### Data records

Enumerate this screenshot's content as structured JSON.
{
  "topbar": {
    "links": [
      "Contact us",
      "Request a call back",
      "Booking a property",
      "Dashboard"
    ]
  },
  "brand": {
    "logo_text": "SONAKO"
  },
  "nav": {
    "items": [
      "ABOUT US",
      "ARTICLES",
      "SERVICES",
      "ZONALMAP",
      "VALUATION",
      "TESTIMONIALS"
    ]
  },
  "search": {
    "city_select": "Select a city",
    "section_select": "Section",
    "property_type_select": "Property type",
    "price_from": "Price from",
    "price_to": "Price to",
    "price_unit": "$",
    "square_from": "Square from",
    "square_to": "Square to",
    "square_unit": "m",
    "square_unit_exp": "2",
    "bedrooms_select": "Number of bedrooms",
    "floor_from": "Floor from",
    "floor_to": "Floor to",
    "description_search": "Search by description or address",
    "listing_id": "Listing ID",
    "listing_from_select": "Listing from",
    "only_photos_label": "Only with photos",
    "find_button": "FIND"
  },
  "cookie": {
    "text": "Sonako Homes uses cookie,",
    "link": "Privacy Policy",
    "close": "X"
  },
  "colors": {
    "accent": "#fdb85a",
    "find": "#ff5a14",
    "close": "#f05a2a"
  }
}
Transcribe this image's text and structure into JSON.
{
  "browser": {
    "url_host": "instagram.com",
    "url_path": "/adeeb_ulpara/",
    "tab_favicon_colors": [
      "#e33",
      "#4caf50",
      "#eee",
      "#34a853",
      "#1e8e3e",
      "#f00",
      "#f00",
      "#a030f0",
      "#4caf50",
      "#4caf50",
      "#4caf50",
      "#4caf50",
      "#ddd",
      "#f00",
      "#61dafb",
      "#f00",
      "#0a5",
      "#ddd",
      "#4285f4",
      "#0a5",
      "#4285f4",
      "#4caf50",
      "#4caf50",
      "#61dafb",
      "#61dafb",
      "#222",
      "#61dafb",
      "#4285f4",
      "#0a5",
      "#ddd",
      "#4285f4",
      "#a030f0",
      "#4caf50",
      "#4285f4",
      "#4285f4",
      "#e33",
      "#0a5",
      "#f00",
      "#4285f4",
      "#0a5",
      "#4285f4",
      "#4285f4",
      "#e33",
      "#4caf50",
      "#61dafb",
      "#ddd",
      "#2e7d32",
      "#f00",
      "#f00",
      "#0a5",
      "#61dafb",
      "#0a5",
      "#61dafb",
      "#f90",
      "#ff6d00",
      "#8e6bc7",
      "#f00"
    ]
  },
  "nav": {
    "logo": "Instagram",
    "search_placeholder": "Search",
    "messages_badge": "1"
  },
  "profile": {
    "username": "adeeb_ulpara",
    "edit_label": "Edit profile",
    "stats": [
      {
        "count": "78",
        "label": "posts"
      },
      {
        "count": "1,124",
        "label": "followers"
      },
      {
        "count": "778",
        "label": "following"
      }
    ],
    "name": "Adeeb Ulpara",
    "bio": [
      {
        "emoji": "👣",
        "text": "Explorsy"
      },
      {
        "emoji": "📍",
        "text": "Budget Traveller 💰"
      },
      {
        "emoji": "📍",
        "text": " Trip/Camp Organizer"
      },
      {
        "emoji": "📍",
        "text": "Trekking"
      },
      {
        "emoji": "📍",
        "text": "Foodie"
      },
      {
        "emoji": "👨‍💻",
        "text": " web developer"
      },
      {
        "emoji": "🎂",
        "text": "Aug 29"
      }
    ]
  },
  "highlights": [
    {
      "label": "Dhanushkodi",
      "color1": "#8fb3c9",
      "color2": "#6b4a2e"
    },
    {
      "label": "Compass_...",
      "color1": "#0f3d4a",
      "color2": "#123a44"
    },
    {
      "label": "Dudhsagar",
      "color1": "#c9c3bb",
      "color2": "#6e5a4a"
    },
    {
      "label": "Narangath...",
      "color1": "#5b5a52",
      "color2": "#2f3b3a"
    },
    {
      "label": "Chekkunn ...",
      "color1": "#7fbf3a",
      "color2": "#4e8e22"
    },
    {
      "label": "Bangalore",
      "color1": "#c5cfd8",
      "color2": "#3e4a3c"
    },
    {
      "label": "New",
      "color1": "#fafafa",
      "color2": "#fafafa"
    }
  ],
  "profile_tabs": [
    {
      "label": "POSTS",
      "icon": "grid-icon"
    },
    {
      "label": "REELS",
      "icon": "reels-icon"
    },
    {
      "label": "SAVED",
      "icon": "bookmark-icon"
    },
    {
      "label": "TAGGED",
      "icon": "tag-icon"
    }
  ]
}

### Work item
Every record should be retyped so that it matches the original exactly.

### Reply to the exercise
Enumerate this screenshot's content as structured JSON.
{
  "topbar": {
    "links": [
      "Contact us",
      "Request a call back",
      "Booking a property",
      "Dashboard"
    ]
  },
  "brand": {
    "logo_text": "SONAKO"
  },
  "nav": {
    "items": [
      "ABOUT US",
      "ARTICLES",
      "SERVICES",
      "ZONALMAP",
      "VALUATION",
      "TESTIMONIALS"
    ]
  },
  "search": {
    "city_select": "Select a city",
    "section_select": "Section",
    "property_type_select": "Property type",
    "price_from": "Price from",
    "price_to": "Price to",
    "price_unit": "$",
    "square_from": "Square from",
    "square_to": "Square to",
    "square_unit": "m",
    "square_unit_exp": "2",
    "bedrooms_select": "Number of bedrooms",
    "floor_from": "Floor from",
    "floor_to": "Floor to",
    "description_search": "Search by description or address",
    "listing_id": "Listing ID",
    "listing_from_select": "Listing from",
    "only_photos_label": "Only with photos",
    "find_button": "FIND"
  },
  "cookie": {
    "text": "Sonako Homes uses cookie,",
    "link": "Privacy Policy",
    "close": "X"
  },
  "colors": {
    "accent": "#fdb85a",
    "find": "#ff5a14",
    "close": "#f05a2a"
  }
}
Transcribe this image's text and structure into JSON.
{
  "browser": {
    "url_host": "instagram.com",
    "url_path": "/adeeb_ulpara/",
    "tab_favicon_colors": [
      "#e33",
      "#4caf50",
      "#eee",
      "#34a853",
      "#1e8e3e",
      "#f00",
      "#f00",
      "#a030f0",
      "#4caf50",
      "#4caf50",
      "#4caf50",
      "#4caf50",
      "#ddd",
      "#f00",
      "#61dafb",
      "#f00",
      "#0a5",
      "#ddd",
      "#4285f4",
      "#0a5",
      "#4285f4",
      "#4caf50",
      "#4caf50",
      "#61dafb",
      "#61dafb",
      "#222",
      "#61dafb",
      "#4285f4",
      "#0a5",
      "#ddd",
      "#4285f4",
      "#a030f0",
      "#4caf50",
      "#4285f4",
      "#4285f4",
      "#e33",
      "#0a5",
      "#f00",
      "#4285f4",
      "#0a5",
      "#4285f4",
      "#4285f4",
      "#e33",
      "#4caf50",
      "#61dafb",
      "#ddd",
      "#2e7d32",
      "#f00",
      "#f00",
      "#0a5",
      "#61dafb",
      "#0a5",
      "#61dafb",
      "#f90",
      "#ff6d00",
      "#8e6bc7",
      "#f00"
    ]
  },
  "nav": {
    "logo": "Instagram",
    "search_placeholder": "Search",
    "messages_badge": "1"
  },
  "profile": {
    "username": "adeeb_ulpara",
    "edit_label": "Edit profile",
    "stats": [
      {
        "count": "78",
        "label": "posts"
      },
      {
        "count": "1,124",
        "label": "followers"
      },
      {
        "count": "778",
        "label": "following"
      }
    ],
    "name": "Adeeb Ulpara",
    "bio": [
      {
        "emoji": "👣",
        "text": "Explorsy"
      },
      {
        "emoji": "📍",
        "text": "Budget Traveller 💰"
      },
      {
        "emoji": "📍",
        "text": " Trip/Camp Organizer"
      },
      {
        "emoji": "📍",
        "text": "Trekking"
      },
      {
        "emoji": "📍",
        "text": "Foodie"
      },
      {
        "emoji": "👨‍💻",
        "text": " web developer"
      },
      {
        "emoji": "🎂",
        "text": "Aug 29"
      }
    ]
  },
  "highlights": [
    {
      "label": "Dhanushkodi",
      "color1": "#8fb3c9",
      "color2": "#6b4a2e"
    },
    {
      "label": "Compass_...",
      "color1": "#0f3d4a",
      "color2": "#123a44"
    },
    {
      "label": "Dudhsagar",
      "color1": "#c9c3bb",
      "color2": "#6e5a4a"
    },
    {
      "label": "Narangath...",
      "color1": "#5b5a52",
      "color2": "#2f3b3a"
    },
    {
      "label": "Chekkunn ...",
      "color1": "#7fbf3a",
      "color2": "#4e8e22"
    },
    {
      "label": "Bangalore",
      "color1": "#c5cfd8",
      "color2": "#3e4a3c"
    },
    {
      "label": "New",
      "color1": "#fafafa",
      "color2": "#fafafa"
    }
  ],
  "profile_tabs": [
    {
      "label": "POSTS",
      "icon": "grid-icon"
    },
    {
      "label": "REELS",
      "icon": "reels-icon"
    },
    {
      "label": "SAVED",
      "icon": "bookmark-icon"
    },
    {
      "label": "TAGGED",
      "icon": "tag-icon"
    }
  ]
}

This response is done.